| PROBLEM TO WORK ON |
Extract, from the records beneath this instruction, each line that contains the word "Agent".

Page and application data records
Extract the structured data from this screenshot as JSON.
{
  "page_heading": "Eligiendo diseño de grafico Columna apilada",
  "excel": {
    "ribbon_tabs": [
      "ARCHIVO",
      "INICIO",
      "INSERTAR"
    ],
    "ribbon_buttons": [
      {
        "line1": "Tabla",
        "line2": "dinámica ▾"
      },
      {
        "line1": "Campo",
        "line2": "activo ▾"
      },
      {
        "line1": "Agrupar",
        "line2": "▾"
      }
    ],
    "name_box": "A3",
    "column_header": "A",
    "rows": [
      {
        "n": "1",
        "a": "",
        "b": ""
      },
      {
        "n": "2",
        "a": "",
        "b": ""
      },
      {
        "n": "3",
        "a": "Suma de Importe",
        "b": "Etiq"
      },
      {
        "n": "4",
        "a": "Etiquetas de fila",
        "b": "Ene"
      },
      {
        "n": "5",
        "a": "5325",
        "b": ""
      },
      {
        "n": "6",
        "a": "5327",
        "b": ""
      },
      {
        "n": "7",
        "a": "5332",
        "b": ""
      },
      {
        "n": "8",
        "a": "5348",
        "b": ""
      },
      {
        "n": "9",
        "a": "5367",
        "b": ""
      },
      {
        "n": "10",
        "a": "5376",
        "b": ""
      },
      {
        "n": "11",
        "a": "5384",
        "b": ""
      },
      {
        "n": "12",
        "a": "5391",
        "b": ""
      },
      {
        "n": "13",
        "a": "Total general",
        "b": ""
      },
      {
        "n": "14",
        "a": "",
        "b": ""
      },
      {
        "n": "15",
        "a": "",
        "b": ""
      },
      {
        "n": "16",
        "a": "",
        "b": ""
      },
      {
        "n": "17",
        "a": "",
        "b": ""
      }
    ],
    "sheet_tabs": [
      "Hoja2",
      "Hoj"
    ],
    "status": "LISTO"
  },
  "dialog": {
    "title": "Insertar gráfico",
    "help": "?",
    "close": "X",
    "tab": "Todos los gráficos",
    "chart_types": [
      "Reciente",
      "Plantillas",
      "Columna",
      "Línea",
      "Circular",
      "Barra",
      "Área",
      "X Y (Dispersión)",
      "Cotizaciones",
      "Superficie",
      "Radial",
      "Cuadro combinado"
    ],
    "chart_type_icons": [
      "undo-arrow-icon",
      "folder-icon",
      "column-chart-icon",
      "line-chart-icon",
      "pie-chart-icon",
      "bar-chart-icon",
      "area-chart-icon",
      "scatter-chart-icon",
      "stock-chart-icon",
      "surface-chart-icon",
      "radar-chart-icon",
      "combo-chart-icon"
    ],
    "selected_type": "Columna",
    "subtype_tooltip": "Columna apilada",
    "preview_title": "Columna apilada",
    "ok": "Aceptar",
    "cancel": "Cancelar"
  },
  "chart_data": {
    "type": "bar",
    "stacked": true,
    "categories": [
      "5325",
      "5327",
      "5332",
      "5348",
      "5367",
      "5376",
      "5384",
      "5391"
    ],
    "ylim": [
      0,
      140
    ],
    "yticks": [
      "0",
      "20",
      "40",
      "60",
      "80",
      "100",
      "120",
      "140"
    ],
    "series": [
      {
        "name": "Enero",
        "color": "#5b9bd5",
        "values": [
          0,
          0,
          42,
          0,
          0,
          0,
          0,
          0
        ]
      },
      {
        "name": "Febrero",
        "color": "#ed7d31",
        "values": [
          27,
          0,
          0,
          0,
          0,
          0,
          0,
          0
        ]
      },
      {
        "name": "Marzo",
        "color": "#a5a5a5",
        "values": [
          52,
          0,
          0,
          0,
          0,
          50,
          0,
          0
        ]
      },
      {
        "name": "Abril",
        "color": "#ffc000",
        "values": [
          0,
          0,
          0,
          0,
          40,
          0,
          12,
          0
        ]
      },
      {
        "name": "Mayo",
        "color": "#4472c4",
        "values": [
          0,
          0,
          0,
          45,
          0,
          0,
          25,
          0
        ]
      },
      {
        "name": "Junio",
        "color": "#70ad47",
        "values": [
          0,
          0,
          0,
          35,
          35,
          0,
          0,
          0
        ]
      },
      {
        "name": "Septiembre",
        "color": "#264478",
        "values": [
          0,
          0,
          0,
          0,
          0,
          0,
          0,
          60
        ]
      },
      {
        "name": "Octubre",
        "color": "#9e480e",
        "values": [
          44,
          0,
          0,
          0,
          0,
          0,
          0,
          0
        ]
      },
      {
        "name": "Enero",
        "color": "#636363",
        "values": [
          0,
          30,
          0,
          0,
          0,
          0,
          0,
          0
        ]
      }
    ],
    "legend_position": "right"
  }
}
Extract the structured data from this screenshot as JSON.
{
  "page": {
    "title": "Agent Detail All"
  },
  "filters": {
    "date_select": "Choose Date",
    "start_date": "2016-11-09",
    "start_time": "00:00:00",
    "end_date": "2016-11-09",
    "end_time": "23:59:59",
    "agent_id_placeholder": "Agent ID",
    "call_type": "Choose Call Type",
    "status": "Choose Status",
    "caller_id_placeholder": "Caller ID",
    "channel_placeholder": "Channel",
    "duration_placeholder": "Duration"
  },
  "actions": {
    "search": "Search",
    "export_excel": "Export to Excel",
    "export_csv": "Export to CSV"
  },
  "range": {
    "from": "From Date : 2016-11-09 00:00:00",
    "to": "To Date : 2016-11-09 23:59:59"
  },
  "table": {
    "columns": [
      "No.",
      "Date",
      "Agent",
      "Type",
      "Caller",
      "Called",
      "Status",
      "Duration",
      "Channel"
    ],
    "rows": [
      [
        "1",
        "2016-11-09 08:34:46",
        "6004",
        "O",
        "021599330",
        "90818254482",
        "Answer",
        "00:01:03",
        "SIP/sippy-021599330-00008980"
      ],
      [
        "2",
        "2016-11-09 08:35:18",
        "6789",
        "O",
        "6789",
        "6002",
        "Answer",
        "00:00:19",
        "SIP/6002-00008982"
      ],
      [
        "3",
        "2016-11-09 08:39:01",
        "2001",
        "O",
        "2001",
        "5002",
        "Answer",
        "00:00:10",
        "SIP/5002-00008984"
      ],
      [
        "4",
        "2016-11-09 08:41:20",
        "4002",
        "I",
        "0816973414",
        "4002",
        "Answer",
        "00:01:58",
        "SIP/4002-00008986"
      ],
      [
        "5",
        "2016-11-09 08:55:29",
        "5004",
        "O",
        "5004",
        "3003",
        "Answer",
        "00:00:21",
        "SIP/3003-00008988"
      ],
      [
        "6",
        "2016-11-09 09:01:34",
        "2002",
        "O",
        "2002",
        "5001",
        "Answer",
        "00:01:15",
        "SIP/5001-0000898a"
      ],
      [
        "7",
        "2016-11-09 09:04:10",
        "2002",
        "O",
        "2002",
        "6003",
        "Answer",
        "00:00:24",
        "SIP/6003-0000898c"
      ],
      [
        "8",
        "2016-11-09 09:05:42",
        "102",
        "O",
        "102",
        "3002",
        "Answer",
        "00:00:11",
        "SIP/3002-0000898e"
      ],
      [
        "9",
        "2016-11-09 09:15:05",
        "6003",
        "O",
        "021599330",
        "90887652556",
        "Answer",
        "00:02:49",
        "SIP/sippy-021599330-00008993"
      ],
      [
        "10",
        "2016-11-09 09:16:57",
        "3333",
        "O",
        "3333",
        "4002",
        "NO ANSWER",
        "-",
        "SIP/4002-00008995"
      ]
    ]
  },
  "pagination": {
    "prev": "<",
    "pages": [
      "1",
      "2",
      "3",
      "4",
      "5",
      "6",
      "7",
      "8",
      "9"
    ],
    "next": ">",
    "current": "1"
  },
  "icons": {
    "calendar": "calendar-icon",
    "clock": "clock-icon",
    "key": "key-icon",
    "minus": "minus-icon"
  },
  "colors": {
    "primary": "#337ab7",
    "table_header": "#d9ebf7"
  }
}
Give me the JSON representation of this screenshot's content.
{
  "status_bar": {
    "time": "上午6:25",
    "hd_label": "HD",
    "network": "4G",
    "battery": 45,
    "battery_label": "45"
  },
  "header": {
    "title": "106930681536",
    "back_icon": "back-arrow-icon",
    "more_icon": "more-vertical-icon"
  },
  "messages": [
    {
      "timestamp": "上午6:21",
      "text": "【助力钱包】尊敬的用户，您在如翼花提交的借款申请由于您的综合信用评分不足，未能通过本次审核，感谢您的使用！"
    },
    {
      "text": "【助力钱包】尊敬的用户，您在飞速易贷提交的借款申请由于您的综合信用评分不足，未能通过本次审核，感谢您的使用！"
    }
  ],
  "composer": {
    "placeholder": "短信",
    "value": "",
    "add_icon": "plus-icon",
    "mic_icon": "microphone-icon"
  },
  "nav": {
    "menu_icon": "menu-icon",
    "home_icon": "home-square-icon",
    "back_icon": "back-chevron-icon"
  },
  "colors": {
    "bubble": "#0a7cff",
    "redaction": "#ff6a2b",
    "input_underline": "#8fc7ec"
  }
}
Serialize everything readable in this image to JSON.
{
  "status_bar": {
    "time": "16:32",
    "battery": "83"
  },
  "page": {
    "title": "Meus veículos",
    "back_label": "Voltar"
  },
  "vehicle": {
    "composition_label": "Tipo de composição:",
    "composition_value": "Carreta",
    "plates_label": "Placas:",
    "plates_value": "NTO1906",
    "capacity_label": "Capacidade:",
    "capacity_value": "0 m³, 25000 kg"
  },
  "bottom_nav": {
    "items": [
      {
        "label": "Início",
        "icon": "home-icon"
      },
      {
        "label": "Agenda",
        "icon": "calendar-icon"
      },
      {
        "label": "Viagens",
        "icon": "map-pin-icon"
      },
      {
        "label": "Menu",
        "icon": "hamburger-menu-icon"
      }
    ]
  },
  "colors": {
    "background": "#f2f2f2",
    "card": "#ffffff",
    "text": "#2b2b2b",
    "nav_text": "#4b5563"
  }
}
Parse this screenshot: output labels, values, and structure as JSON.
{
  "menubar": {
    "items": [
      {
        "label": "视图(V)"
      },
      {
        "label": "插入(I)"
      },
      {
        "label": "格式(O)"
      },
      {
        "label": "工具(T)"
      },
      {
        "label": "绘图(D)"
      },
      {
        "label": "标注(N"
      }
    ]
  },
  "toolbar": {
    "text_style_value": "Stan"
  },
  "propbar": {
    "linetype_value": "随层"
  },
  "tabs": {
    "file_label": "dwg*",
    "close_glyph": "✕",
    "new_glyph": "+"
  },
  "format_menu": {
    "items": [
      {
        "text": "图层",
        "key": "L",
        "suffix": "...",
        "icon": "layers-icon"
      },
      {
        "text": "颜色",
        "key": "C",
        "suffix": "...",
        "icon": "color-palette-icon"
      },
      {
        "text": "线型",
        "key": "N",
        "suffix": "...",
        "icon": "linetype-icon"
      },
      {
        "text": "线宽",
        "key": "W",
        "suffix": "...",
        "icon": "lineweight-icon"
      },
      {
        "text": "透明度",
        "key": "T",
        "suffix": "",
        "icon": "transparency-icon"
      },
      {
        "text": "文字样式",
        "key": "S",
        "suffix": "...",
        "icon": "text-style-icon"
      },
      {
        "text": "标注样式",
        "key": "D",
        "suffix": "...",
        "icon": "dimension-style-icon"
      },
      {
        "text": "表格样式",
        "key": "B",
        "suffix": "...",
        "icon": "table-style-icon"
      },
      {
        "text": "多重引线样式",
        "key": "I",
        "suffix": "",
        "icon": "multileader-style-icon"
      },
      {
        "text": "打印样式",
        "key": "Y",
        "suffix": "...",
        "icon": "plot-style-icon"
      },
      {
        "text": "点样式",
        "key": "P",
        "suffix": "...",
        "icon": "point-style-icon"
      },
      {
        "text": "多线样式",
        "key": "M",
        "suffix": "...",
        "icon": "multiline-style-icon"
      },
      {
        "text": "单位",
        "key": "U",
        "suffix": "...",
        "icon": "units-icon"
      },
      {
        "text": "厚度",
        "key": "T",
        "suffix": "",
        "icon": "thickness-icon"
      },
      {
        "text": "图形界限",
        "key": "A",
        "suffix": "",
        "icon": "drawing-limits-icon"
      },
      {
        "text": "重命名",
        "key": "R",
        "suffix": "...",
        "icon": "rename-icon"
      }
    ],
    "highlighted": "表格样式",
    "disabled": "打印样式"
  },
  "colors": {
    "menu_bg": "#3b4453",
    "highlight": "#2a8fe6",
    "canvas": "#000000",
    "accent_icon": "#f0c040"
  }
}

| SOLUTION TO THE EXERCISE |
    "title": "Agent Detail All"
    "agent_id_placeholder": "Agent ID",
      "Agent",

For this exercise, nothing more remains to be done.